Steve Sviggum: Legal opinions find conflict of interest between his U of M, MNGOP gigs
|Two legal opinions concluded that Sviggum shouldn't work both on behalf of the state's largest public school and for the senate GOP caucus.|
But according to two legal opinions released yesterday by the U of M, he should no longer do both.
"This systemic conflict cannot be eliminated, managed or cured," wrote John Stout, of the Minneapolis firm Fredrikson & Byron. "The public's confidence, the integrity of the Board and the protection of the University's public mission require that Regent Sviggum relinquish one of the two positions he currently holds." Attorney Mark Rotenberg, general counsel for the U, concurred with Stout's opinion.
The board of regents approves the U's budget, determines tuition rates, approves campus construction projects, and helps shape university-wide policies. As executive assistant for the Senate GOP, Sviggum's chief duty is to carry out the will of the majority leader and of the party's caucus.
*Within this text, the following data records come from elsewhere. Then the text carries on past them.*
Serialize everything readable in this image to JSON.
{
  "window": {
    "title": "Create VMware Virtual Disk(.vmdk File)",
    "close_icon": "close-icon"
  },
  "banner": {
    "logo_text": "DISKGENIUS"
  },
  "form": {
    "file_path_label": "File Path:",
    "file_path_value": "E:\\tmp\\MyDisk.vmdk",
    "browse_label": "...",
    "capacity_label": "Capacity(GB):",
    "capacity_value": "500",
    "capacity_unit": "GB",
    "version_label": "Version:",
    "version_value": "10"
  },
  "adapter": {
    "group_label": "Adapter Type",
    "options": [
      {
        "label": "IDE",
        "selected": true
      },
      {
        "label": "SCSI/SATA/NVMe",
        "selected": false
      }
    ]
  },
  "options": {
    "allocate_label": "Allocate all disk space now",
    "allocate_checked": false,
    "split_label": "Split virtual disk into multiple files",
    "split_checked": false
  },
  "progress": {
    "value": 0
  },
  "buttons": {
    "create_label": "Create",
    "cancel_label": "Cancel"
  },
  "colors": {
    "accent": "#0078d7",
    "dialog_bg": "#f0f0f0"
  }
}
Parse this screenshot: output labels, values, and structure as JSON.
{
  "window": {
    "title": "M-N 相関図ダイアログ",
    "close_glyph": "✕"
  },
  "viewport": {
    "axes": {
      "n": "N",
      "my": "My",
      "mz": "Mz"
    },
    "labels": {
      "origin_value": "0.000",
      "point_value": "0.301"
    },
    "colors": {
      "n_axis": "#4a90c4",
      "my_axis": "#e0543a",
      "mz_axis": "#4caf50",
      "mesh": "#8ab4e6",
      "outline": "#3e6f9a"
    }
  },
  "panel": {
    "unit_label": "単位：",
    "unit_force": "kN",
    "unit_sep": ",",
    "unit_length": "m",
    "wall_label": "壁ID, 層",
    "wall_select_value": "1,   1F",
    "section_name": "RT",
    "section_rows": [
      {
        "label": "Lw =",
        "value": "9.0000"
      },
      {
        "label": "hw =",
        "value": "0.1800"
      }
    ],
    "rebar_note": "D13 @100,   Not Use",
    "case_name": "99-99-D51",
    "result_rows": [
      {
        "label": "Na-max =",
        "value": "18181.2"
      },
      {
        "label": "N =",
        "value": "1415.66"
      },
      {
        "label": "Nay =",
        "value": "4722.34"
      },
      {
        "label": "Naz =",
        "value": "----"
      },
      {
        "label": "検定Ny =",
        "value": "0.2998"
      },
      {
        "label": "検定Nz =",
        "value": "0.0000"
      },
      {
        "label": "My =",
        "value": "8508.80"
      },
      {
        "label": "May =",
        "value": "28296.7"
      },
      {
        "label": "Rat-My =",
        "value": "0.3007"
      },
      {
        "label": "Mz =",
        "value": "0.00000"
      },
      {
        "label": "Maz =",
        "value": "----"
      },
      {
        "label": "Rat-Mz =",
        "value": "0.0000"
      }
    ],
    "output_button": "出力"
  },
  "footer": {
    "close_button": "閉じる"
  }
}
In his opinion, Rotenberg wrote that given the university's status as a public institution, it would be impossible for Sviggum to extract himself from decisions and discussions considering the university during the course of his duties at the Capitol -- hence the conflict of interest.
Sviggum disagrees with that assessment. On Tuesday, he released a legal opinion from an as-of-yet-unnamed attorney supporting his view. That opinion concluded that the university board's code of ethics only explicitly forbids regents from working for the university and running for elected office. Since Sviggum is not running for office, he isn't violating the code, the opinion argues.
But Rotenberg wrote that Sviggum's position as a GOP staffer probably creates an even greater conflict of interest than if he were an elected official.
Rotenberg wrote: "Indeed, one might reasonably suppose that such an employee likely will be even more partisan and single-minded regarding public policy issues than an elected Senator, whose duty, after all, is to represent all the people of his district, not just those who associate with his party's caucus."
A three-member panel of regents will consider the opinions and weigh in on the conflict of interest controversy tomorrow. If their views coalesce around the opinions released yesterday by the university, the situation could get tense -- Sviggum has said he doesn't plan to resign from the board, and his fellow regents cannot force him to do so.